The Russian president’s first visit to occupied Ukrainian territory is an apparent act of defiance, coming just days after the International Criminal Court issued an arrest warrant for him.
Putin was flown into Mariupol by helicopter and toured districts around the city in a car, footage released by Russian authorities showed.
The Russian president is shown meeting seemingly surprised residents. Putin tells one man “we need to start getting to know each other better.”
A Kremlin statement did not say when the visit took place, although on Saturday he visited Crimea to mark the ninth anniversary of its annexation.
All of the footage released of Putin’s visit is after dark, a possible way for the authorities to conceal damage.
News of the visit comes after the ICC issued arrest warrants on Friday for Putin and Russian official Maria Lvova-Belova for an alleged scheme to deport Ukrainian children to Russia. Putin is yet to comment on the warrant.
The visit is likely to be seen as particularly provocative to Ukrainians as Mariupol was long a symbol of resistance that has witnessed some of the most intense fighting since Russia launched its invasion last year.
During the trip, the Kremlin said Putin also examined the coastline of Mariupol, visiting a yacht club and theater building.
Russian Deputy Prime Minister Marat Khusnullin, who accompanied him, spoke in detail to Putin about “ongoing construction and restoration work” in the city.
In the video, Khusnullin tells Putin: “There is a plan to reconstruct it by the end of the third year. We plan for it to be a fully functional airport capable of making flights to all cities of Russia and abroad.”
The Kremlin added that Putin held a meeting at the command post of the special military operation – Russia’s description of its invasion – in Rostov-on-Don.
A Ukrainian MP, Oleksii Honcharenko, blasted the visit, calling Putin a “war criminal” Putin on Sunday, questioning the timing of his visit to Mariupol.
Questioning its timing, he asked in a Telegram post: “Did the war criminal come to see with his own eyes the genocide he committed in Mariupol?
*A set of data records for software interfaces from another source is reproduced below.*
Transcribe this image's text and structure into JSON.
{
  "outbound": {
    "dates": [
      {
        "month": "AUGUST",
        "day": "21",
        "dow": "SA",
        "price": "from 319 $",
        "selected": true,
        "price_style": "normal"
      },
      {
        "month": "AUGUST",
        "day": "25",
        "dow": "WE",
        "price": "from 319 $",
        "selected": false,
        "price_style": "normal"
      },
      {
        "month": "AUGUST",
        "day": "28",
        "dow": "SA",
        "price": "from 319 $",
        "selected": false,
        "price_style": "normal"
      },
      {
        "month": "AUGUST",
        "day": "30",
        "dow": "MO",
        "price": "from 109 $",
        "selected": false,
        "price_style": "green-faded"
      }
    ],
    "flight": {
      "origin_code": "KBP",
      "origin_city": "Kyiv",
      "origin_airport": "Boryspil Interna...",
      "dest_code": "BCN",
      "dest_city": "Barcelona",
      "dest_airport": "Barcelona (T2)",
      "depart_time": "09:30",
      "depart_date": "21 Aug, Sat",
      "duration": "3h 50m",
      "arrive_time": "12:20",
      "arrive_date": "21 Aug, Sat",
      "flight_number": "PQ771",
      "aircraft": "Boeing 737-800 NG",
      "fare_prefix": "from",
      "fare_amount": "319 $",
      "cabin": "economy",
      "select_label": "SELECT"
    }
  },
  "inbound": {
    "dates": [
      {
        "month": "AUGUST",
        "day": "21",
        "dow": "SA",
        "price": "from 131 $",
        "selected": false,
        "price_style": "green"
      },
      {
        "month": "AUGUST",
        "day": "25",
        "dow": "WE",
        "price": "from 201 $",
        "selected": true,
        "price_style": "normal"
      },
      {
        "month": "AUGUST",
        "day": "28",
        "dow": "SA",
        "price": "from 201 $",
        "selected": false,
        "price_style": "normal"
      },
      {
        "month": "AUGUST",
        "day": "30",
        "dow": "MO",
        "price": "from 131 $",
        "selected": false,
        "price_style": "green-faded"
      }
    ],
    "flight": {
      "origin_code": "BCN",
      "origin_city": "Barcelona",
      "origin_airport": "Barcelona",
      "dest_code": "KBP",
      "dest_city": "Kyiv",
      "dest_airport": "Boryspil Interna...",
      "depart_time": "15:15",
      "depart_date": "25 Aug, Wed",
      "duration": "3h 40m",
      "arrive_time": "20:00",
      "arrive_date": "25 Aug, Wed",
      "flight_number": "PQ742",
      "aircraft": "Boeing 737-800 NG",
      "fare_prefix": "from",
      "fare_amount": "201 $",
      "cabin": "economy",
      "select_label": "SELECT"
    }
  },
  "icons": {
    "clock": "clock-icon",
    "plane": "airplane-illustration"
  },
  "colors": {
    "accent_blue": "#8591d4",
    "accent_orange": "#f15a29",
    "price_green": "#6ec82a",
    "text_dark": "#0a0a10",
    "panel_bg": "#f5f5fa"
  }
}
Why at night? Is he afraid?”
Mariupol, a port city on the Sea of Azov, is located in Ukraine’s Donetsk Oblast and has been under direct Russian control since May 2022.
It was in Mariupol that Russian forces carried out some of their most notorious strikes, including an attack on a maternity ward last March and the bombing of a theater which forced hundreds of civilians to seek refuge.
Mariupol became a symbol of Ukrainian resistance during weeks of relentless Russian attacks last year. Famously, even when most of the city had fallen, its defenders held out at the Azovstal steel plant for weeks before the stronghold finally fell.
Defense analysts previously told CNN that Russian forces tried to flatten Mariupol to make the city “easier to control.”
Of the 450,000 people who lived in the city before the war, more than a third have already left.
CNN’s Duarte Mendonca and Kostan Nechyporenko contributed reporting.